Some of our Favorite Swedish Foods & Beverages
This is the scene from my Viking Dinner, the appetizers, oat and rye crispbreads, cream cheese made with Icelandic Skyr, and smoked salmon.
They are traditional to this area of the upper Midwest and to this Amery area as well and regularly form the basis for events and celebrations year around. Amery was originally settled by Swedes with Norwegians and Danes coming shortly after. Our Swedish club here in town acknowledges and celebrates these traditions every month.
They do follow seasonal patterns and special holidays. During Viking/pagan times until about the 10th century there were celebrations of the norse gods as told in the sagas most all to guarantee good planting seasons and good harvests. Valborg at the end of April begins with bonfires and the party goes all night with food and drink
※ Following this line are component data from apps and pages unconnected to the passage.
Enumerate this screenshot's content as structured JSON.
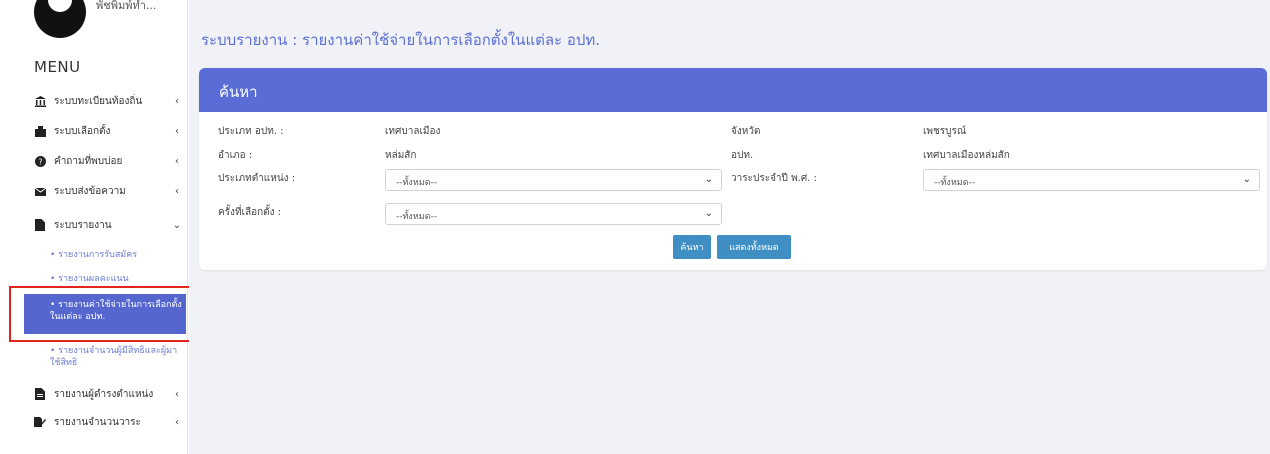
{
  "sidebar": {
    "user_name": "พัชพิมพ์ทำ...",
    "menu_title": "MENU",
    "items": [
      {
        "label": "ระบบทะเบียนท้องถิ่น",
        "icon": "bank-icon",
        "chev": "‹"
      },
      {
        "label": "ระบบเลือกตั้ง",
        "icon": "ballot-icon",
        "chev": "‹"
      },
      {
        "label": "คำถามที่พบบ่อย",
        "icon": "question-icon",
        "chev": "‹"
      },
      {
        "label": "ระบบส่งข้อความ",
        "icon": "envelope-icon",
        "chev": "‹"
      },
      {
        "label": "ระบบรายงาน",
        "icon": "file-icon",
        "chev": "⌄"
      },
      {
        "label": "รายงานผู้ดำรงตำแหน่ง",
        "icon": "file-icon",
        "chev": "‹"
      },
      {
        "label": "รายงานจำนวนวาระ",
        "icon": "edit-file-icon",
        "chev": "‹"
      }
    ],
    "sub_items": {
      "candidates": "• รายงานการรับสมัคร",
      "results": "• รายงานผลคะแนน",
      "expenses": "• รายงานค่าใช้จ่ายในการเลือกตั้งในแต่ละ อปท.",
      "voters": "• รายงานจำนวนผู้มีสิทธิและผู้มาใช้สิทธิ"
    }
  },
  "main": {
    "title": "ระบบรายงาน : รายงานค่าใช้จ่ายในการเลือกตั้งในแต่ละ อปท.",
    "card_title": "ค้นหา",
    "fields": {
      "org_type_label": "ประเภท อปท. :",
      "org_type_value": "เทศบาลเมือง",
      "province_label": "จังหวัด",
      "province_value": "เพชรบูรณ์",
      "district_label": "อำเภอ :",
      "district_value": "หล่มสัก",
      "org_label": "อปท.",
      "org_value": "เทศบาลเมืองหล่มสัก",
      "position_type_label": "ประเภทตำแหน่ง :",
      "position_type_value": "--ทั้งหมด--",
      "term_label": "วาระประจำปี พ.ศ. :",
      "term_value": "--ทั้งหมด--",
      "election_no_label": "ครั้งที่เลือกตั้ง :",
      "election_no_value": "--ทั้งหมด--"
    },
    "buttons": {
      "search": "ค้นหา",
      "show_all": "แสดงทั้งหมด"
    }
  },
  "colors": {
    "accent": "#5a6dd6",
    "button": "#3f8fc4",
    "highlight": "#e3251e"
  }
}
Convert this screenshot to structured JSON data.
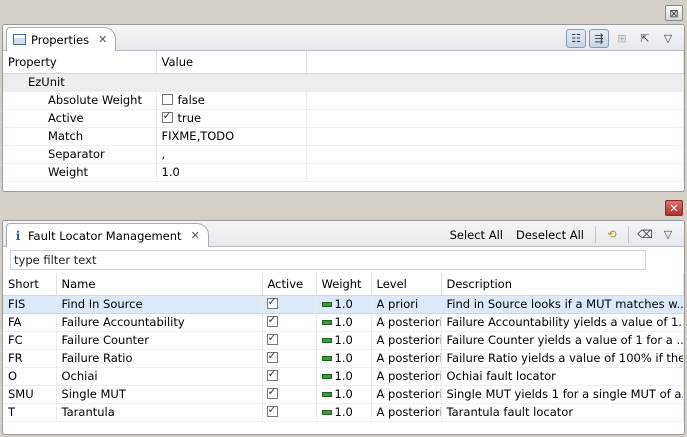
{
  "properties_view": {
    "tab_label": "Properties",
    "close_symbol": "✕",
    "columns": [
      "Property",
      "Value"
    ],
    "category": "EzUnit",
    "rows": [
      {
        "property": "Absolute Weight",
        "checkbox": true,
        "checked": false,
        "value": "false"
      },
      {
        "property": "Active",
        "checkbox": true,
        "checked": true,
        "value": "true"
      },
      {
        "property": "Match",
        "checkbox": false,
        "value": "FIXME,TODO"
      },
      {
        "property": "Separator",
        "checkbox": false,
        "value": ","
      },
      {
        "property": "Weight",
        "checkbox": false,
        "value": "1.0"
      }
    ]
  },
  "fault_locator_view": {
    "tab_label": "Fault Locator Management",
    "close_symbol": "✕",
    "select_all": "Select All",
    "deselect_all": "Deselect All",
    "filter_placeholder": "type filter text",
    "columns": [
      "Short",
      "Name",
      "Active",
      "Weight",
      "Level",
      "Description"
    ],
    "rows": [
      {
        "short": "FIS",
        "name": "Find In Source",
        "active": true,
        "weight": "1.0",
        "level": "A priori",
        "description": "Find in Source looks if a MUT matches w...",
        "selected": true
      },
      {
        "short": "FA",
        "name": "Failure Accountability",
        "active": true,
        "weight": "1.0",
        "level": "A posteriori",
        "description": "Failure Accountability yields a value of 1...",
        "selected": false
      },
      {
        "short": "FC",
        "name": "Failure Counter",
        "active": true,
        "weight": "1.0",
        "level": "A posteriori",
        "description": "Failure Counter yields a value of 1 for a ...",
        "selected": false
      },
      {
        "short": "FR",
        "name": "Failure Ratio",
        "active": true,
        "weight": "1.0",
        "level": "A posteriori",
        "description": "Failure Ratio yields a value of 100% if the ...",
        "selected": false
      },
      {
        "short": "O",
        "name": "Ochiai",
        "active": true,
        "weight": "1.0",
        "level": "A posteriori",
        "description": "Ochiai fault locator",
        "selected": false
      },
      {
        "short": "SMU",
        "name": "Single MUT",
        "active": true,
        "weight": "1.0",
        "level": "A posteriori",
        "description": "Single MUT yields 1 for a single MUT of a...",
        "selected": false
      },
      {
        "short": "T",
        "name": "Tarantula",
        "active": true,
        "weight": "1.0",
        "level": "A posteriori",
        "description": "Tarantula fault locator",
        "selected": false
      }
    ]
  },
  "icons": {
    "view_menu": "▽",
    "minimize": "⊠",
    "refresh": "⟲",
    "clear": "⌫",
    "categories": "☷",
    "filter": "⇶",
    "advanced": "⊞",
    "pin": "⇱"
  },
  "colors": {
    "selection": "#dce9f8",
    "weight_bar": "#3c9a3c",
    "close_button": "#c04040"
  }
}
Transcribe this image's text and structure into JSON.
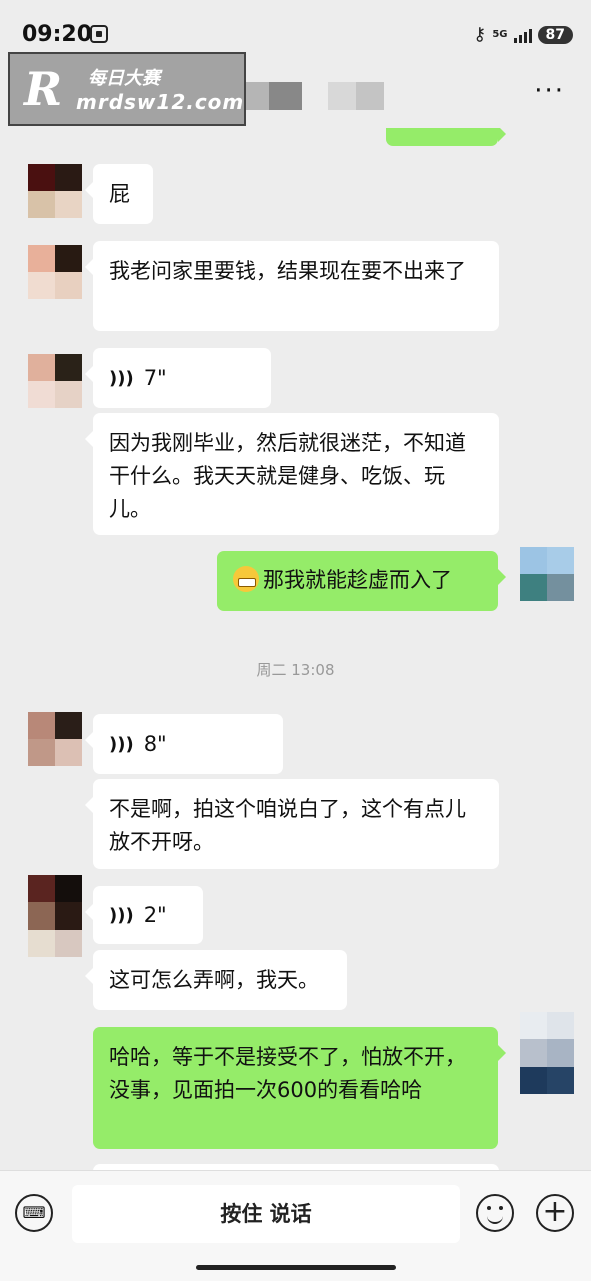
{
  "status_bar": {
    "time": "09:20",
    "network": "5G",
    "battery": "87"
  },
  "watermark": {
    "title": "每日大赛",
    "url": "mrdsw12.com"
  },
  "nav": {
    "back_glyph": "‹",
    "more_glyph": "···"
  },
  "messages": [
    {
      "side": "out",
      "text": ""
    },
    {
      "side": "in",
      "type": "text",
      "text": "屁"
    },
    {
      "side": "in",
      "type": "text",
      "text": "我老问家里要钱，结果现在要不出来了"
    },
    {
      "side": "in",
      "type": "voice",
      "duration": "7\""
    },
    {
      "side": "in",
      "type": "text",
      "text": "因为我刚毕业，然后就很迷茫，不知道干什么。我天天就是健身、吃饭、玩儿。"
    },
    {
      "side": "out",
      "type": "text",
      "emoji": "grin-emoji",
      "text": "那我就能趁虚而入了"
    },
    {
      "side": "in",
      "type": "voice",
      "duration": "8\""
    },
    {
      "side": "in",
      "type": "text",
      "text": "不是啊，拍这个咱说白了，这个有点儿放不开呀。"
    },
    {
      "side": "in",
      "type": "voice",
      "duration": "2\""
    },
    {
      "side": "in",
      "type": "text",
      "text": "这可怎么弄啊，我天。"
    },
    {
      "side": "out",
      "type": "text",
      "text": "哈哈，等于不是接受不了，怕放不开，没事，见面拍一次600的看看哈哈"
    }
  ],
  "timestamp": "周二 13:08",
  "voice_icon": ")))",
  "bottom_bar": {
    "keyboard_icon": "keyboard-icon",
    "hold_to_talk": "按住 说话",
    "plus_glyph": "+"
  },
  "colors": {
    "background": "#ededed",
    "bubble_in": "#ffffff",
    "bubble_out": "#95ec69"
  }
}
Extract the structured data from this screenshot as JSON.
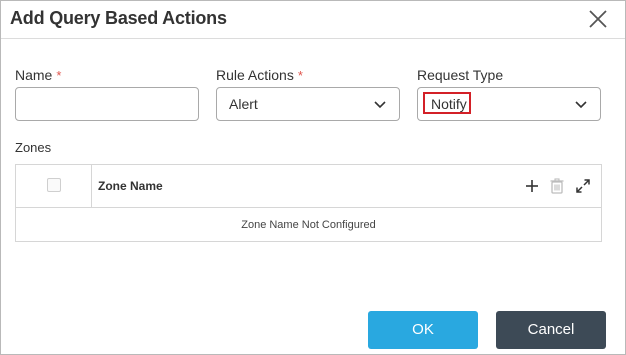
{
  "dialog": {
    "title": "Add Query Based Actions"
  },
  "fields": {
    "name": {
      "label": "Name",
      "required_mark": "*",
      "value": "",
      "placeholder": ""
    },
    "rule_actions": {
      "label": "Rule Actions",
      "required_mark": "*",
      "selected": "Alert"
    },
    "request_type": {
      "label": "Request Type",
      "selected": "Notify",
      "highlight_color": "#d32027"
    }
  },
  "zones": {
    "label": "Zones",
    "column_header": "Zone Name",
    "empty_message": "Zone Name Not Configured",
    "icons": [
      "plus-icon",
      "trash-icon",
      "expand-icon"
    ]
  },
  "buttons": {
    "ok": "OK",
    "cancel": "Cancel"
  },
  "colors": {
    "ok_button": "#29a8e0",
    "cancel_button": "#3d4a56",
    "required_asterisk": "#e0554d"
  }
}
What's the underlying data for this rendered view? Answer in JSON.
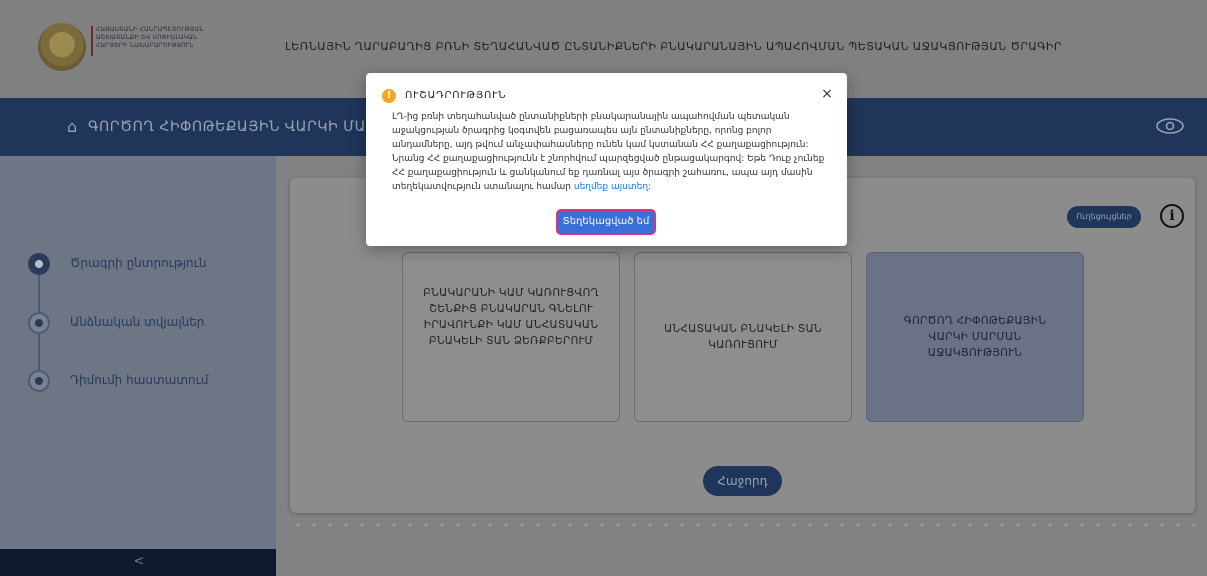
{
  "header": {
    "logo_text": [
      "ՀԱՅԱՍՏԱՆԻ ՀԱՆՐԱՊԵՏՈՒԹՅԱՆ",
      "ԱՇԽԱՏԱՆՔԻ ԵՎ ՍՈՑԻԱԼԱԿԱՆ",
      "ՀԱՐՑԵՐԻ ՆԱԽԱՐԱՐՈՒԹՅՈՒՆ"
    ],
    "title": "ԼԵՌՆԱՅԻՆ ՂԱՐԱԲԱՂԻՑ ԲՌՆԻ ՏԵՂԱՀԱՆՎԱԾ ԸՆՏԱՆԻՔՆԵՐԻ ԲՆԱԿԱՐԱՆԱՅԻՆ ԱՊԱՀՈՎՄԱՆ ՊԵՏԱԿԱՆ ԱՋԱԿՑՈՒԹՅԱՆ ԾՐԱԳԻՐ"
  },
  "band": {
    "home_icon": "home-icon",
    "title": "ԳՈՐԾՈՂ ՀԻՓՈԹԵՔԱՅԻՆ ՎԱՐԿԻ ՄԱՐՄՄԱՆ",
    "eye_icon": "eye-icon"
  },
  "sidebar": {
    "steps": [
      {
        "label": "Ծրագրի ընտրություն",
        "active": true
      },
      {
        "label": "Անձնական տվյալներ",
        "active": false
      },
      {
        "label": "Դիմումի հաստատում",
        "active": false
      }
    ],
    "collapse_label": "<"
  },
  "main": {
    "guide_button": "Ուղեցույցներ",
    "info_icon": "i",
    "options": [
      "ԲՆԱԿԱՐԱՆԻ ԿԱՄ ԿԱՌՈՒՑՎՈՂ ՇԵՆՔԻՑ ԲՆԱԿԱՐԱՆ ԳՆԵԼՈՒ ԻՐԱՎՈՒՆՔԻ ԿԱՄ ԱՆՀԱՏԱԿԱՆ ԲՆԱԿԵԼԻ ՏԱՆ ՁԵՌՔԲԵՐՈՒՄ",
      "ԱՆՀԱՏԱԿԱՆ ԲՆԱԿԵԼԻ ՏԱՆ ԿԱՌՈՒՑՈՒՄ",
      "ԳՈՐԾՈՂ ՀԻՓՈԹԵՔԱՅԻՆ ՎԱՐԿԻ ՄԱՐՄԱՆ ԱՋԱԿՑՈՒԹՅՈՒՆ"
    ],
    "next_button": "Հաջորդ"
  },
  "modal": {
    "title": "ՈՒՇԱԴՐՈՒԹՅՈՒՆ",
    "close": "×",
    "body": "ԼՂ-ից բռնի տեղահանված ընտանիքների բնակարանային ապահովման պետական աջակցության ծրագրից կօգտվեն բացառապես այն ընտանիքները, որոնց բոլոր անդամները, այդ թվում անչափահասները ունեն կամ կստանան ՀՀ քաղաքացիություն: Նրանց ՀՀ քաղաքացիությունն է շնորհվում պարզեցված ընթացակարգով: Եթե Դուք չունեք ՀՀ քաղաքացիություն և ցանկանում եք դառնալ այս ծրագրի շահառու, ապա այդ մասին տեղեկատվություն ստանալու համար",
    "link": "սեղմեք այստեղ:",
    "ok_button": "Տեղեկացված եմ"
  },
  "colors": {
    "band": "#1f3559",
    "modal_button": "#3b6fd8",
    "warning": "#f5a623",
    "link": "#1a73e8"
  }
}
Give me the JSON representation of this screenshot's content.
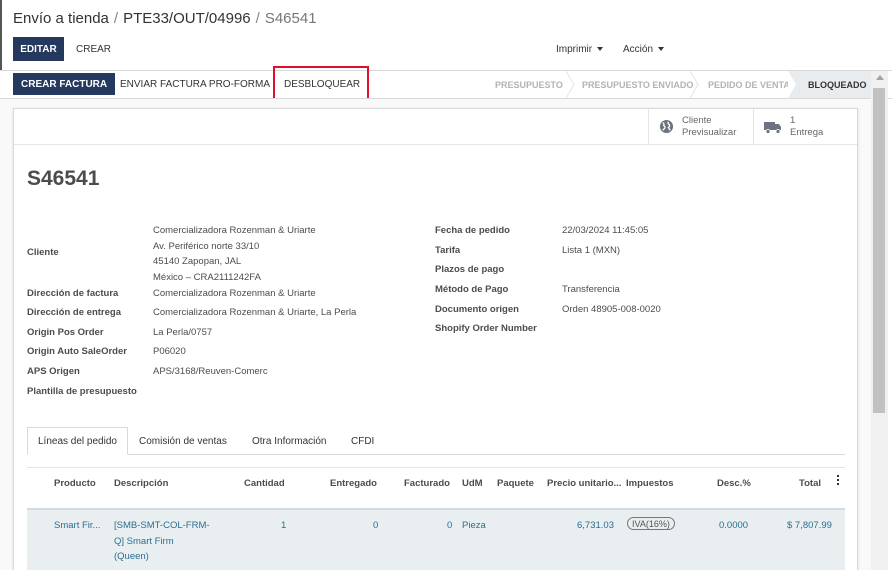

Probably the most widely known in the US is the lutfisk dinner which packs 700 or more people in for special dinners at churches and some restaurants throughout the area, lutfisk (lye fish) is an old method of curing cod fish so that people would have fish for the entire long winter. It seems only natural that the descendants of the Vikings, perhaps history’s greatest tough guys, would celebrate a food prepared with a caustic and highly dangerous substance. Lutefisk—codfish (fisk) preserved in lye (lut)—is both a delicacy and a tradition among Scandinavian-Americans, who serve the chemical-soaked, gelatinous fish with a warm and friendly smile. The usual season for these dinners starts in October and continues through Christmas. It is often presented at smorgasbords--- traditional accompaniments would be mashed potatoes often mixed with rutabaga, meatballs served with lingonberries, and crispbread. Click on PDF for recipes.